1. Roaming Between Buda and Pest
Budapest arose from the unification of two distinct cities located on the banks of the Danube. On one side is Buda, the mountainous part where the nobility lived, occupied for the longest time, full of houses and medieval buildings. On the other is Pest, the most recently formed flat section, where institutional buildings are located and most of the population lives.
2. Admire the beauty and immensity of the Hungarian Parliament
The Hungarian Parliament, on the Pest side of the capital, is one of the most beautiful buildings in the city. The photos will surely be among the most beautiful that you will take during your days in the city. The view is more impressive when from the opposite side of the river to where the Parliament is located.
3. Walk along the Danube River at night
The landscapes of the city are impressive in the sunlight, but it is during the night that they reach their peak. With special lighting, the main attractions such as the Castle, the Parliament, the Chain Bridge, and the Citadel, take on another life, making a second visit essential.
4. Dive into the famous hot springs
On your list of things to do in Budapest, take a moment to visit at least one of Budapest’s hot springs, whether in summer or winter.
5. Visit the synagogues of the Jewish Quarter

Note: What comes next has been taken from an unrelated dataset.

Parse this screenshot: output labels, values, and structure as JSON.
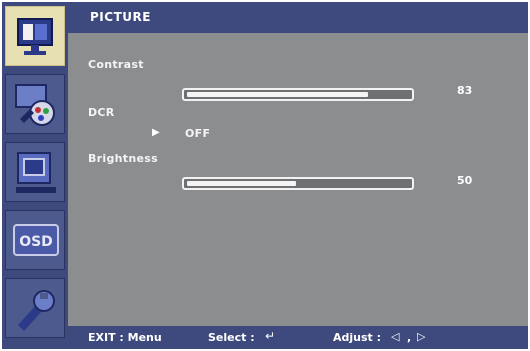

Getting to know Budapest also involves seeing up close the different cultures that make up the Hungarian population. In the main tourist routes, the Jewish quarter stands out, despite being in an advanced process of gentrification, for still maintaining some of its characteristics and keeping its three synagogues standing, even after years of Nazi and Soviet occupation.
6. Visit the Fishermen’s Bastion
The Fisherman’s Bastion (Halászbástya) has terraces that provide one of the best panoramic views of Pest and the Danube and it is easily distinguished on the horizon because of its 7 towers. The towers represent the 7 tribes that founded the city. They call it a fortress, but it is not. Despite its medieval appearance, it is from the early 20th century in neo-Gothic and neo-Romanesque style and serves purely decorative purposes. The best view of the Bastion is down some stairs towards the park and mainly in the morning light.